Volume 2015, Article ID 478408, 7 pages
Review Article

Innate Immune Memory: The Latest Frontier of Adjuvanticity

Institute of Protein Biochemistry, National Research Council, 80131 Naples, Italy

Received 26 March 2015; Accepted 16 June 2015

Academic Editor: L. Leite

Copyright © 2015 Elfi Töpfer et al. This is an open access article distributed under the Creative Commons Attribution License, which permits unrestricted use, distribution, and reproduction in any medium, provided the original work is properly cited.

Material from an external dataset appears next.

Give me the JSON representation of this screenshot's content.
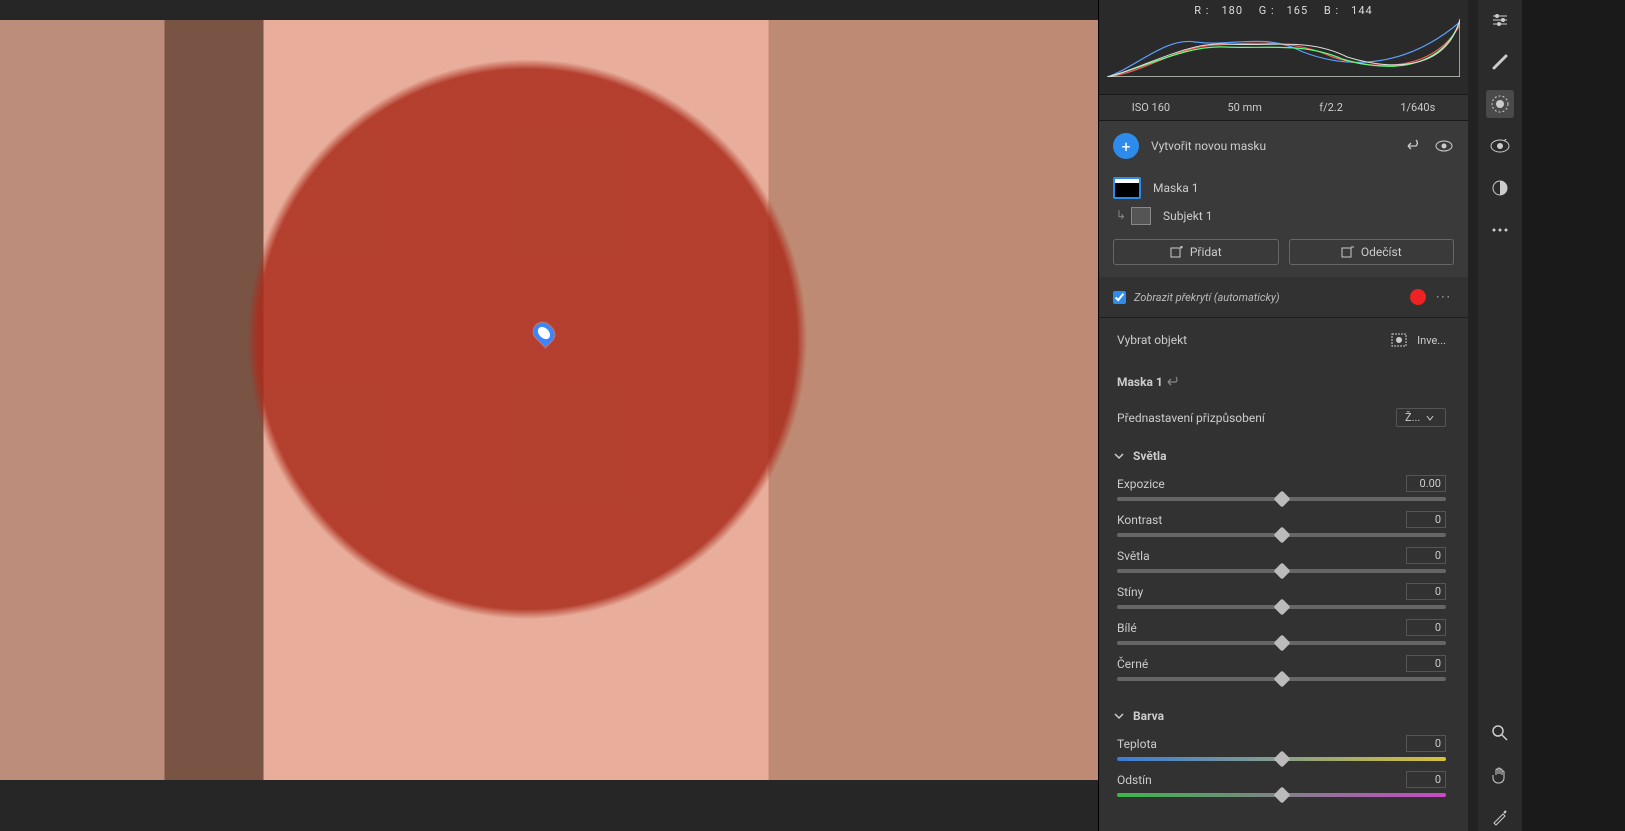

Recent findings in the field of immune memory have demonstrated that B and T cell mediated immunity following infections are enhanced by the so-called trained immunity. This effect has been most extensively investigated for the tuberculosis vaccine strain Bacillus Calmette-Guérin (BCG). Epidemiological studies suggest that this vaccine is associated with a substantial reduction in overall child mortality that cannot be solely explained by prevention of the target disease but that it seems to rely on inducing resistance to other infections. Upon infection or vaccination, monocytes/macrophages can be functionally reprogrammed so as to display an enhanced defensive response against unrelated infections. Epigenetic modifications seem to play a key role in the induction of this “innate memory.” These findings are revolutionising our knowledge of the immune system, introducing the concept of memory also for mammalian innate immunity. Thus, vaccines are likely to nonspecifically affect the overall immunological status of individuals in a clinically relevant manner. As a consequence, future vaccine strategies ought to take into account the contribution of innate memory through appropriate design of formulations and administration scheduling.